▶ WORK REQUIRED
Give the following records again in full and without alteration.

++++++

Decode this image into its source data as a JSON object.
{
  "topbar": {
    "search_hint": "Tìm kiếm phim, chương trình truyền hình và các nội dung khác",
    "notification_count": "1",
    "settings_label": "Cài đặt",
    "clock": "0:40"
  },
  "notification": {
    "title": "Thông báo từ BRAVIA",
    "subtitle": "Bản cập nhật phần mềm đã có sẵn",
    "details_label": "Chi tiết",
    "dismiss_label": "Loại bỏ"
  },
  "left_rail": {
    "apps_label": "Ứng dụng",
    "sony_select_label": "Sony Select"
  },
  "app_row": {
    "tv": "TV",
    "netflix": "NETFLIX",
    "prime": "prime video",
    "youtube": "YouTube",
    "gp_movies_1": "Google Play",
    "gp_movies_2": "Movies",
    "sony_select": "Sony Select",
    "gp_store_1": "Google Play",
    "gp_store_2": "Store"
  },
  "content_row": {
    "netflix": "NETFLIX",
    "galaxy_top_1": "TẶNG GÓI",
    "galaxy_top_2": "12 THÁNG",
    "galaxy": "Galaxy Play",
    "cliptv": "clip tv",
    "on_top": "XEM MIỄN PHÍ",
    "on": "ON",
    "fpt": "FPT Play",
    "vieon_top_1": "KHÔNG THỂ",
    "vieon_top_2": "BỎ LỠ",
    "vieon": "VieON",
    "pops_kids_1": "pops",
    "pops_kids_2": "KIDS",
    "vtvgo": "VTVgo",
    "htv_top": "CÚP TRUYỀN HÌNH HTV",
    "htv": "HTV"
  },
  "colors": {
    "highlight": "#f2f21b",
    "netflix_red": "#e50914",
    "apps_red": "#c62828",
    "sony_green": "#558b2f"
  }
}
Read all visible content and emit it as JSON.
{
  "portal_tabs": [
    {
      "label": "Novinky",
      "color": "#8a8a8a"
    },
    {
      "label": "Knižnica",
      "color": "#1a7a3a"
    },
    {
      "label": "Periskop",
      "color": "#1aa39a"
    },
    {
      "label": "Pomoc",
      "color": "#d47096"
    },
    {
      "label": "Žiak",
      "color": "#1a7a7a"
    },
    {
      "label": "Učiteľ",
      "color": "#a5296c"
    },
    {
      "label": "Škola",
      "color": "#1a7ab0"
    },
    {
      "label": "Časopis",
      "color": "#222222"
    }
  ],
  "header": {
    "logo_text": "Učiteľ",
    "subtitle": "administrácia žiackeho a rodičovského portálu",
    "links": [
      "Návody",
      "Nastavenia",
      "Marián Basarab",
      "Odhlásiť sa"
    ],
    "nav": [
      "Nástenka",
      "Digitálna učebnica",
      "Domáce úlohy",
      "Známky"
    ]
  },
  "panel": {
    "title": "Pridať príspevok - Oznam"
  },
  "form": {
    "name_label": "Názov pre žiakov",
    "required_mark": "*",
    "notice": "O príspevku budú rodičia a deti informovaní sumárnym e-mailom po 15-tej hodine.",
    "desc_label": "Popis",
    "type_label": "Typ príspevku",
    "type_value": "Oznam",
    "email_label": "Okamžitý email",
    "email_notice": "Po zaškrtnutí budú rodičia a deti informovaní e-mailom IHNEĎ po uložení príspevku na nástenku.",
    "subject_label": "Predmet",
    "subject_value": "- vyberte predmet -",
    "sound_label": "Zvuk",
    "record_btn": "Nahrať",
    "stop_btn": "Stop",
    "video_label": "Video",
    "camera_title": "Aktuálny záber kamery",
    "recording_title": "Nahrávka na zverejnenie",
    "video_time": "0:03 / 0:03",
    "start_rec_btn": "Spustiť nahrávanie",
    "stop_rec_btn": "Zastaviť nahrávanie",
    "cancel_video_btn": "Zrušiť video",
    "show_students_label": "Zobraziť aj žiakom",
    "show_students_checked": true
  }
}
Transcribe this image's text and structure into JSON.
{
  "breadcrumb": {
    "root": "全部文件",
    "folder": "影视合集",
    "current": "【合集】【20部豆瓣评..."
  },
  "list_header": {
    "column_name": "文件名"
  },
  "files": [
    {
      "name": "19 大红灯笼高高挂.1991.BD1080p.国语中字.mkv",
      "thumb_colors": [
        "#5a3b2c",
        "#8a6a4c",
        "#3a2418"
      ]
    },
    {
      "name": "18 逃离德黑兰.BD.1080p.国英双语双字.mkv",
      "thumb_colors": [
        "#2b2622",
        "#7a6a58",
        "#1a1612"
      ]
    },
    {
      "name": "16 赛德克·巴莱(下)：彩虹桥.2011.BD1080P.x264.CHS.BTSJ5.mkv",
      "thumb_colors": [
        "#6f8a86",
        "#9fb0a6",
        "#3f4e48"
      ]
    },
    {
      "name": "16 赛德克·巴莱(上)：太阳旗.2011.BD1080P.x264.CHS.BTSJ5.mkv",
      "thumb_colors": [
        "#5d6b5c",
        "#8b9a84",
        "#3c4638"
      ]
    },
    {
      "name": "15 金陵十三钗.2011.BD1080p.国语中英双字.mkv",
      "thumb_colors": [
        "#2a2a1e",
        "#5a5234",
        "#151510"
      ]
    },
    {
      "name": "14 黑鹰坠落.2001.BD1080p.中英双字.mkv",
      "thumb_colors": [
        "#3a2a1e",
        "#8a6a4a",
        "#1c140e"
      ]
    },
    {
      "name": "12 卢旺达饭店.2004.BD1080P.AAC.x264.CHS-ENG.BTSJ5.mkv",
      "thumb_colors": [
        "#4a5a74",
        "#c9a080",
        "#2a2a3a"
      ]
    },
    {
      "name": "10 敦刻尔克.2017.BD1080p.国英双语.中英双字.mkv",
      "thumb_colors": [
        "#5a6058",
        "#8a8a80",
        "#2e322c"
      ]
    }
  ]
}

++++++

▶ RESULT
Decode this image into its source data as a JSON object.
{
  "topbar": {
    "search_hint": "Tìm kiếm phim, chương trình truyền hình và các nội dung khác",
    "notification_count": "1",
    "settings_label": "Cài đặt",
    "clock": "0:40"
  },
  "notification": {
    "title": "Thông báo từ BRAVIA",
    "subtitle": "Bản cập nhật phần mềm đã có sẵn",
    "details_label": "Chi tiết",
    "dismiss_label": "Loại bỏ"
  },
  "left_rail": {
    "apps_label": "Ứng dụng",
    "sony_select_label": "Sony Select"
  },
  "app_row": {
    "tv": "TV",
    "netflix": "NETFLIX",
    "prime": "prime video",
    "youtube": "YouTube",
    "gp_movies_1": "Google Play",
    "gp_movies_2": "Movies",
    "sony_select": "Sony Select",
    "gp_store_1": "Google Play",
    "gp_store_2": "Store"
  },
  "content_row": {
    "netflix": "NETFLIX",
    "galaxy_top_1": "TẶNG GÓI",
    "galaxy_top_2": "12 THÁNG",
    "galaxy": "Galaxy Play",
    "cliptv": "clip tv",
    "on_top": "XEM MIỄN PHÍ",
    "on": "ON",
    "fpt": "FPT Play",
    "vieon_top_1": "KHÔNG THỂ",
    "vieon_top_2": "BỎ LỠ",
    "vieon": "VieON",
    "pops_kids_1": "pops",
    "pops_kids_2": "KIDS",
    "vtvgo": "VTVgo",
    "htv_top": "CÚP TRUYỀN HÌNH HTV",
    "htv": "HTV"
  },
  "colors": {
    "highlight": "#f2f21b",
    "netflix_red": "#e50914",
    "apps_red": "#c62828",
    "sony_green": "#558b2f"
  }
}
Read all visible content and emit it as JSON.
{
  "portal_tabs": [
    {
      "label": "Novinky",
      "color": "#8a8a8a"
    },
    {
      "label": "Knižnica",
      "color": "#1a7a3a"
    },
    {
      "label": "Periskop",
      "color": "#1aa39a"
    },
    {
      "label": "Pomoc",
      "color": "#d47096"
    },
    {
      "label": "Žiak",
      "color": "#1a7a7a"
    },
    {
      "label": "Učiteľ",
      "color": "#a5296c"
    },
    {
      "label": "Škola",
      "color": "#1a7ab0"
    },
    {
      "label": "Časopis",
      "color": "#222222"
    }
  ],
  "header": {
    "logo_text": "Učiteľ",
    "subtitle": "administrácia žiackeho a rodičovského portálu",
    "links": [
      "Návody",
      "Nastavenia",
      "Marián Basarab",
      "Odhlásiť sa"
    ],
    "nav": [
      "Nástenka",
      "Digitálna učebnica",
      "Domáce úlohy",
      "Známky"
    ]
  },
  "panel": {
    "title": "Pridať príspevok - Oznam"
  },
  "form": {
    "name_label": "Názov pre žiakov",
    "required_mark": "*",
    "notice": "O príspevku budú rodičia a deti informovaní sumárnym e-mailom po 15-tej hodine.",
    "desc_label": "Popis",
    "type_label": "Typ príspevku",
    "type_value": "Oznam",
    "email_label": "Okamžitý email",
    "email_notice": "Po zaškrtnutí budú rodičia a deti informovaní e-mailom IHNEĎ po uložení príspevku na nástenku.",
    "subject_label": "Predmet",
    "subject_value": "- vyberte predmet -",
    "sound_label": "Zvuk",
    "record_btn": "Nahrať",
    "stop_btn": "Stop",
    "video_label": "Video",
    "camera_title": "Aktuálny záber kamery",
    "recording_title": "Nahrávka na zverejnenie",
    "video_time": "0:03 / 0:03",
    "start_rec_btn": "Spustiť nahrávanie",
    "stop_rec_btn": "Zastaviť nahrávanie",
    "cancel_video_btn": "Zrušiť video",
    "show_students_label": "Zobraziť aj žiakom",
    "show_students_checked": true
  }
}
Transcribe this image's text and structure into JSON.
{
  "breadcrumb": {
    "root": "全部文件",
    "folder": "影视合集",
    "current": "【合集】【20部豆瓣评..."
  },
  "list_header": {
    "column_name": "文件名"
  },
  "files": [
    {
      "name": "19 大红灯笼高高挂.1991.BD1080p.国语中字.mkv",
      "thumb_colors": [
        "#5a3b2c",
        "#8a6a4c",
        "#3a2418"
      ]
    },
    {
      "name": "18 逃离德黑兰.BD.1080p.国英双语双字.mkv",
      "thumb_colors": [
        "#2b2622",
        "#7a6a58",
        "#1a1612"
      ]
    },
    {
      "name": "16 赛德克·巴莱(下)：彩虹桥.2011.BD1080P.x264.CHS.BTSJ5.mkv",
      "thumb_colors": [
        "#6f8a86",
        "#9fb0a6",
        "#3f4e48"
      ]
    },
    {
      "name": "16 赛德克·巴莱(上)：太阳旗.2011.BD1080P.x264.CHS.BTSJ5.mkv",
      "thumb_colors": [
        "#5d6b5c",
        "#8b9a84",
        "#3c4638"
      ]
    },
    {
      "name": "15 金陵十三钗.2011.BD1080p.国语中英双字.mkv",
      "thumb_colors": [
        "#2a2a1e",
        "#5a5234",
        "#151510"
      ]
    },
    {
      "name": "14 黑鹰坠落.2001.BD1080p.中英双字.mkv",
      "thumb_colors": [
        "#3a2a1e",
        "#8a6a4a",
        "#1c140e"
      ]
    },
    {
      "name": "12 卢旺达饭店.2004.BD1080P.AAC.x264.CHS-ENG.BTSJ5.mkv",
      "thumb_colors": [
        "#4a5a74",
        "#c9a080",
        "#2a2a3a"
      ]
    },
    {
      "name": "10 敦刻尔克.2017.BD1080p.国英双语.中英双字.mkv",
      "thumb_colors": [
        "#5a6058",
        "#8a8a80",
        "#2e322c"
      ]
    }
  ]
}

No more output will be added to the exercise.